First, self-characterization is developed (which is also an evaluation technique proposed by Kelly, in 1955). At this stage the therapist asks the patient to write a description of himself (This is usually a few pages in the third person); this is what Kelly calls a “character sketch”.
The therapist then constructs another description, called “stationary paper research”. The patient will have to represent the new role or character for a period of time (usually 2 weeks).
So the patient will be faced with playing a role in solving the challenges, challenges and issues in your life, But from a different perspective. The fictitious personality (new role) will have a different name so that the patient can represent himself without losing his identity or compromising it.
The technique also includes homework, which in this case will involve the exercise of the fixed role in work or academic situations (outside of therapy).
At the final stage of the fixed role technique, the patient and the therapist they carry out an outcome evaluation, And the patient decides whether or not to keep some of the characteristics represented.
In addition, in this last phase, a farewell letter is usually written to the character in the fixed role. This strategy makes it possible to prepare for the end of the therapeutic intervention
Characteristics of the technique
During therapy sessions, the patient will have to implement the new role (in addition to homework).
On the other hand, one way the therapist can model the new role of the patient and the patient can see a specific situation from another’s point of view is to: use role reversal, With which the roles of therapist and patient are reversed.

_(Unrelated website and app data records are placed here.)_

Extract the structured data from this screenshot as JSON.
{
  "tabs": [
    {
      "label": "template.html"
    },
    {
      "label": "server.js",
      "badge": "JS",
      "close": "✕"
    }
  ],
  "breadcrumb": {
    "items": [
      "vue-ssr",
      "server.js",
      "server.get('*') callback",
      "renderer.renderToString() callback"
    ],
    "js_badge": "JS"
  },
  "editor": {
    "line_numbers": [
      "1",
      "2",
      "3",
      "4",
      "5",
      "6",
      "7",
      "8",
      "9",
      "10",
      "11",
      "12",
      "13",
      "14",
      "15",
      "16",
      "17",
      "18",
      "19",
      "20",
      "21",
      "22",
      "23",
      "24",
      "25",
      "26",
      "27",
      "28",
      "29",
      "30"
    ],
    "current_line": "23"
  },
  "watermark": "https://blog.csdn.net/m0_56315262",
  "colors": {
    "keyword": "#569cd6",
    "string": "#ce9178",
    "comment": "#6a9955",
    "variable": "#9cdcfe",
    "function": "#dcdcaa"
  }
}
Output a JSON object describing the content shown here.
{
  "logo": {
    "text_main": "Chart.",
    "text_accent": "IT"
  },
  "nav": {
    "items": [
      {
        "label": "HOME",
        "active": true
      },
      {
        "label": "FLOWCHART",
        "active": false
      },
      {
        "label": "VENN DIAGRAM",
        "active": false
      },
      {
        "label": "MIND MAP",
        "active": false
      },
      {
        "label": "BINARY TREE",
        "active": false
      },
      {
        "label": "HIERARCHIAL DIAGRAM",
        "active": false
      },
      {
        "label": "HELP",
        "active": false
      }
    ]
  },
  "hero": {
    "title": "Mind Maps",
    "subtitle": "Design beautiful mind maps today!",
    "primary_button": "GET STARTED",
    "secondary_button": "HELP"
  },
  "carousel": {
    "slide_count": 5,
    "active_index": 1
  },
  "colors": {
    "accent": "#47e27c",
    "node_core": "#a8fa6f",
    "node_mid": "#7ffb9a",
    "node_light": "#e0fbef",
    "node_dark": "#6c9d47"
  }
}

Thus, the patient plays the role of the therapist and vice versa; it allows the patient to explore reality from another point of view. Attitudes of exploration and experimentation will facilitate change.
The aim of the fixed paper technique is for the patient try in practice what it would be like to live without the problem you have (Also called a dilemma), with the security and peace of mind of not asking you to delete it. That way, if you think the change is too threatening, you can go back to your normal mode of operation.
Finally, the patient is expected to be able to reorganize his old system of constructions, to modify his personal constructions and to develop new ones, this time more functional.
- Cloninger, S. (2002). Personality theories. Mexico: Pearson Education
- Senra, J., Feixas, G. and Fernandes, E. (2005). Handbook for Intervention in Implicit Dilemmas. Journal of Psychotherapy, 16 (63/64), 179-201.